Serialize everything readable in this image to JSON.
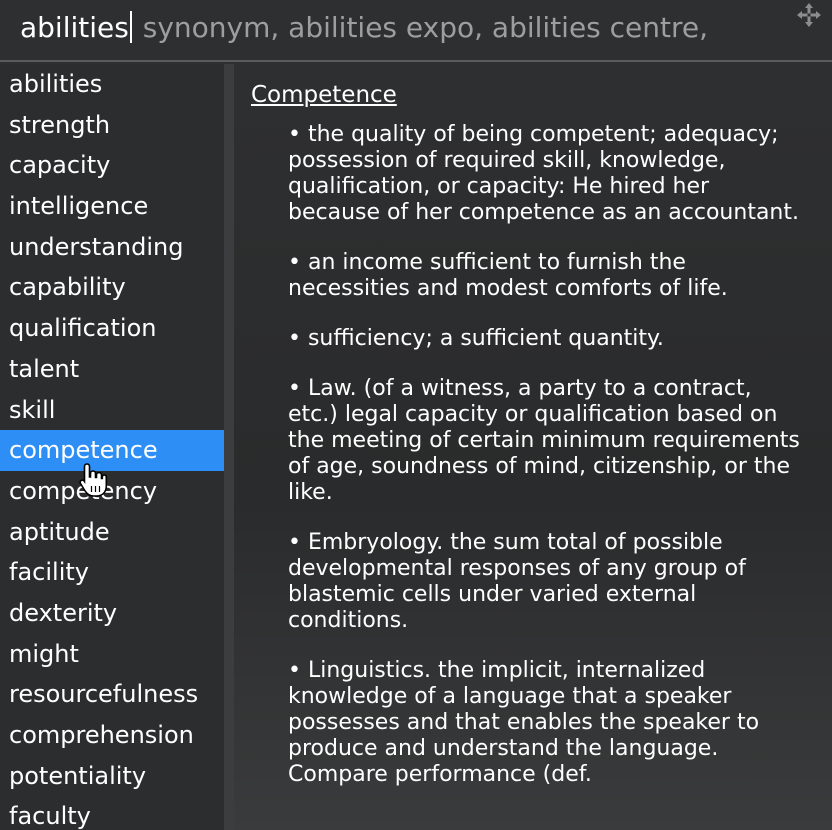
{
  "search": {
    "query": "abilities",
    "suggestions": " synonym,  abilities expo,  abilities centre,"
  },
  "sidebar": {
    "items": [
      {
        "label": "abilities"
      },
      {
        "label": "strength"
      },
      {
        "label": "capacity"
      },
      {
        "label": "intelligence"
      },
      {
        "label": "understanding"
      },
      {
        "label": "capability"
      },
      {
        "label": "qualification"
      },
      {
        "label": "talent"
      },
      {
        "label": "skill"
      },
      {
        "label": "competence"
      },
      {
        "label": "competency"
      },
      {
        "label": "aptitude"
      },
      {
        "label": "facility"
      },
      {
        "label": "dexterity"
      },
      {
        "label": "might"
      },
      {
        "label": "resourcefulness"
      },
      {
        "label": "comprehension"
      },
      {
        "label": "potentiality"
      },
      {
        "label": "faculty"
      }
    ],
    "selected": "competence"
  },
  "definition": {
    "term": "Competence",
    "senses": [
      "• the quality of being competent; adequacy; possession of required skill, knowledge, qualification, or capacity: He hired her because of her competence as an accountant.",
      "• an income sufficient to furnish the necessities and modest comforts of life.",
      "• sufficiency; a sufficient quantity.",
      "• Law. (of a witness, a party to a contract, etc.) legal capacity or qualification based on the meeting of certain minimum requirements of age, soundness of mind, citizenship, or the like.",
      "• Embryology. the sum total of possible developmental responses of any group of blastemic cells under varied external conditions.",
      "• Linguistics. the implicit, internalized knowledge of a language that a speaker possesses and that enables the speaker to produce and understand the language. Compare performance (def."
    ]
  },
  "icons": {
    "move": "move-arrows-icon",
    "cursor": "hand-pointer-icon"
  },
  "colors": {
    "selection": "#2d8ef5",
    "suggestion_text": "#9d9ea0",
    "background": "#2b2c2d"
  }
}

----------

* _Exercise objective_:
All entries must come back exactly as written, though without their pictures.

* _Task answer_:
Serialize everything readable in this image to JSON.
{
  "search": {
    "query": "abilities",
    "suggestions": " synonym,  abilities expo,  abilities centre,"
  },
  "sidebar": {
    "items": [
      {
        "label": "abilities"
      },
      {
        "label": "strength"
      },
      {
        "label": "capacity"
      },
      {
        "label": "intelligence"
      },
      {
        "label": "understanding"
      },
      {
        "label": "capability"
      },
      {
        "label": "qualification"
      },
      {
        "label": "talent"
      },
      {
        "label": "skill"
      },
      {
        "label": "competence"
      },
      {
        "label": "competency"
      },
      {
        "label": "aptitude"
      },
      {
        "label": "facility"
      },
      {
        "label": "dexterity"
      },
      {
        "label": "might"
      },
      {
        "label": "resourcefulness"
      },
      {
        "label": "comprehension"
      },
      {
        "label": "potentiality"
      },
      {
        "label": "faculty"
      }
    ],
    "selected": "competence"
  },
  "definition": {
    "term": "Competence",
    "senses": [
      "• the quality of being competent; adequacy; possession of required skill, knowledge, qualification, or capacity: He hired her because of her competence as an accountant.",
      "• an income sufficient to furnish the necessities and modest comforts of life.",
      "• sufficiency; a sufficient quantity.",
      "• Law. (of a witness, a party to a contract, etc.) legal capacity or qualification based on the meeting of certain minimum requirements of age, soundness of mind, citizenship, or the like.",
      "• Embryology. the sum total of possible developmental responses of any group of blastemic cells under varied external conditions.",
      "• Linguistics. the implicit, internalized knowledge of a language that a speaker possesses and that enables the speaker to produce and understand the language. Compare performance (def."
    ]
  },
  "icons": {
    "move": "move-arrows-icon",
    "cursor": "hand-pointer-icon"
  },
  "colors": {
    "selection": "#2d8ef5",
    "suggestion_text": "#9d9ea0",
    "background": "#2b2c2d"
  }
}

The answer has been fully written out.